### Task to carry out
Every record has to be written out exactly, with no line missing.
*****
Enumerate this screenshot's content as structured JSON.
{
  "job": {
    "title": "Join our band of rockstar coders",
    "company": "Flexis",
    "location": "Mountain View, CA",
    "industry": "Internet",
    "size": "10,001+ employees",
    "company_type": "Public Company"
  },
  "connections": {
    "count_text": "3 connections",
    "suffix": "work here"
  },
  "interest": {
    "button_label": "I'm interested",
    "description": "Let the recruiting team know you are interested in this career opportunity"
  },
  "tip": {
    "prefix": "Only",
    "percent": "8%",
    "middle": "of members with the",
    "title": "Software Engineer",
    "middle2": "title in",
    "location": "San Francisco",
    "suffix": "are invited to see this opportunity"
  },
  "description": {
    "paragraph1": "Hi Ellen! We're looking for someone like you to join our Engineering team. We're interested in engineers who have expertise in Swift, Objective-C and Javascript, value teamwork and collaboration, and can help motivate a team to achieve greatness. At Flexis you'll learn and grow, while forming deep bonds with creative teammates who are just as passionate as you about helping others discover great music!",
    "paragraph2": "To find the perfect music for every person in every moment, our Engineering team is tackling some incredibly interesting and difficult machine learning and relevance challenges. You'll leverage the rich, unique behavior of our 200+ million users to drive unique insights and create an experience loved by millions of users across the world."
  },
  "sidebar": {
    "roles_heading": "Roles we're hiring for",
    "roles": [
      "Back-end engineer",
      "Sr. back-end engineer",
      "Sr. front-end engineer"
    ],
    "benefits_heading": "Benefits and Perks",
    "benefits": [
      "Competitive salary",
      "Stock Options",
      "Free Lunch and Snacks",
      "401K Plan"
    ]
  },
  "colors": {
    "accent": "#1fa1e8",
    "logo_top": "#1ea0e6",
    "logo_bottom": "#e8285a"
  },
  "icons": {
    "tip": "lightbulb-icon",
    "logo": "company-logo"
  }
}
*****
### Your response
Enumerate this screenshot's content as structured JSON.
{
  "job": {
    "title": "Join our band of rockstar coders",
    "company": "Flexis",
    "location": "Mountain View, CA",
    "industry": "Internet",
    "size": "10,001+ employees",
    "company_type": "Public Company"
  },
  "connections": {
    "count_text": "3 connections",
    "suffix": "work here"
  },
  "interest": {
    "button_label": "I'm interested",
    "description": "Let the recruiting team know you are interested in this career opportunity"
  },
  "tip": {
    "prefix": "Only",
    "percent": "8%",
    "middle": "of members with the",
    "title": "Software Engineer",
    "middle2": "title in",
    "location": "San Francisco",
    "suffix": "are invited to see this opportunity"
  },
  "description": {
    "paragraph1": "Hi Ellen! We're looking for someone like you to join our Engineering team. We're interested in engineers who have expertise in Swift, Objective-C and Javascript, value teamwork and collaboration, and can help motivate a team to achieve greatness. At Flexis you'll learn and grow, while forming deep bonds with creative teammates who are just as passionate as you about helping others discover great music!",
    "paragraph2": "To find the perfect music for every person in every moment, our Engineering team is tackling some incredibly interesting and difficult machine learning and relevance challenges. You'll leverage the rich, unique behavior of our 200+ million users to drive unique insights and create an experience loved by millions of users across the world."
  },
  "sidebar": {
    "roles_heading": "Roles we're hiring for",
    "roles": [
      "Back-end engineer",
      "Sr. back-end engineer",
      "Sr. front-end engineer"
    ],
    "benefits_heading": "Benefits and Perks",
    "benefits": [
      "Competitive salary",
      "Stock Options",
      "Free Lunch and Snacks",
      "401K Plan"
    ]
  },
  "colors": {
    "accent": "#1fa1e8",
    "logo_top": "#1ea0e6",
    "logo_bottom": "#e8285a"
  },
  "icons": {
    "tip": "lightbulb-icon",
    "logo": "company-logo"
  }
}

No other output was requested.